Early and mid level career awards

Each year, BACN has the pleasure to award an early and mid level career award to researchers who have contributed their high-standard and pioneering work to the field of cognitive neuroscience. Past recipients of the award include Matt Lambon Ralph (University of Manchester; 2017 mid-career award), Duncan Astle (MRC CBU, Cambridge; 2017 early-career award), Masud Husain (University of Oxford; 2016 mid-career award) and Parashkev Nachev (UCL; 2016 early-career award). We are keen to hear from you regarding nominations.
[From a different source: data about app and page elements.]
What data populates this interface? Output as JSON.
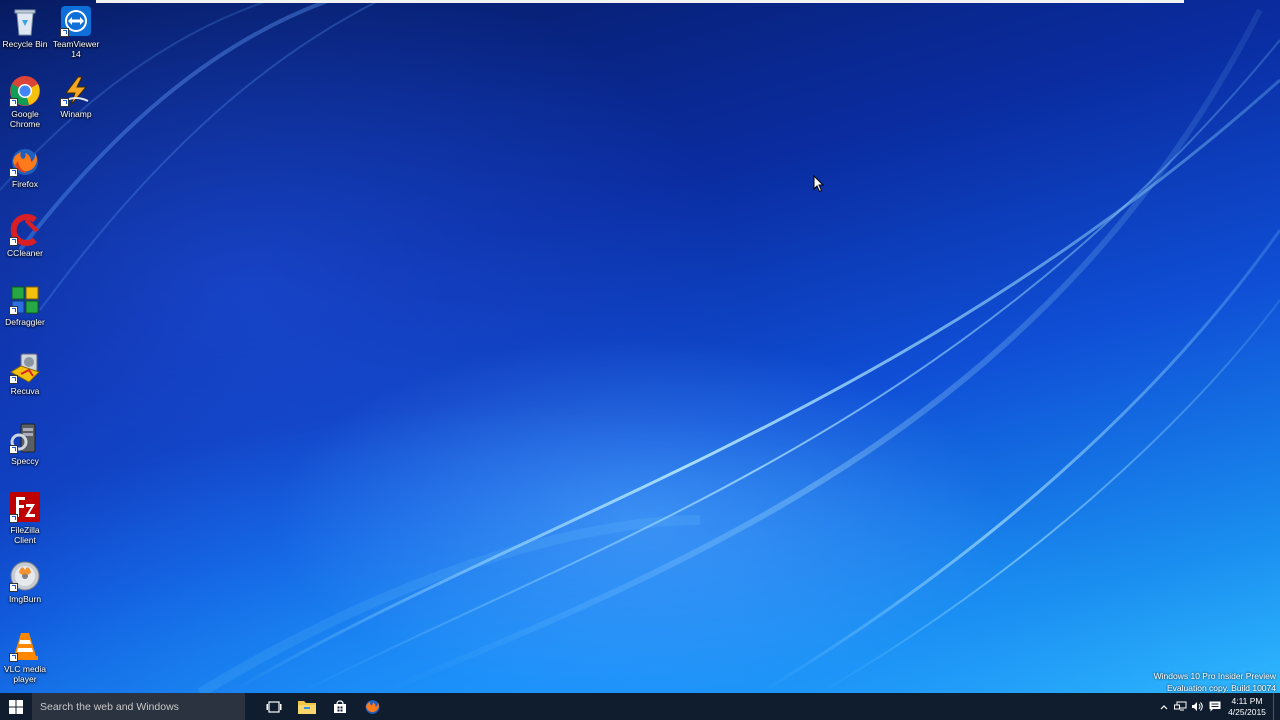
{
  "desktop_icons": [
    {
      "label": "Recycle Bin",
      "icon": "recycle-bin-icon"
    },
    {
      "label": "TeamViewer 14",
      "icon": "teamviewer-icon"
    },
    {
      "label": "Google Chrome",
      "icon": "chrome-icon"
    },
    {
      "label": "Winamp",
      "icon": "winamp-icon"
    },
    {
      "label": "Firefox",
      "icon": "firefox-icon"
    },
    {
      "label": "CCleaner",
      "icon": "ccleaner-icon"
    },
    {
      "label": "Defraggler",
      "icon": "defraggler-icon"
    },
    {
      "label": "Recuva",
      "icon": "recuva-icon"
    },
    {
      "label": "Speccy",
      "icon": "speccy-icon"
    },
    {
      "label": "FileZilla Client",
      "icon": "filezilla-icon"
    },
    {
      "label": "ImgBurn",
      "icon": "imgburn-icon"
    },
    {
      "label": "VLC media player",
      "icon": "vlc-icon"
    }
  ],
  "watermark": {
    "line1": "Windows 10 Pro Insider Preview",
    "line2": "Evaluation copy. Build 10074"
  },
  "taskbar": {
    "search_placeholder": "Search the web and Windows",
    "pinned": [
      "task-view-icon",
      "file-explorer-icon",
      "store-icon",
      "firefox-icon"
    ],
    "clock_time": "4:11 PM",
    "clock_date": "4/25/2015"
  },
  "colors": {
    "taskbar": "#0f1d2e",
    "search_box": "#2b3340",
    "desktop_top": "#061a5e",
    "desktop_bottom": "#2fb8ff"
  }
}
If you have a candidate in mind whose research and scientific approach have inspired you, please get in touch with our secretary Nick Cooper (ncooper@essex.ac.uk).

 

 

nomination criteria

Members of the society may nominate prize-winners in two categories (Early Career, Mid Career), via an annual competition with a closing date of the last day of September in the year prior to the award being made.  Both awards aim to reward and to recognise distinguished scholarship and research excellence undertaken over a period by a cognitive neuroscientist who is currently active in research, and who has made a substantial contribution to Cognitive Neuroscience in the UK. 

We anticipate that those nominated for the 'BACN Early Career Award' will typically have between 1-10 years post-PhD research experience, while those nominated for the 'BACN Mid Career Award' will typically have between 10-25 years post-PhD research experience. Special circumstances such as career breaks will be taken into account when considering nominees.  The short-list for each award must contain at least one female candidate. Nominations should be sent to the Secretary and will be decided on by the Committee. Nominations should include a recent CV for the nominee together with a covering letter outlining their contribution to cognitive neuroscience research and theory.  Self-nominations are accepted if accompanied by a supporting statement from a senior colleague.  Award winners are expected to give a presentation at the meeting in which the prize is conferred, and they need not be members of the society.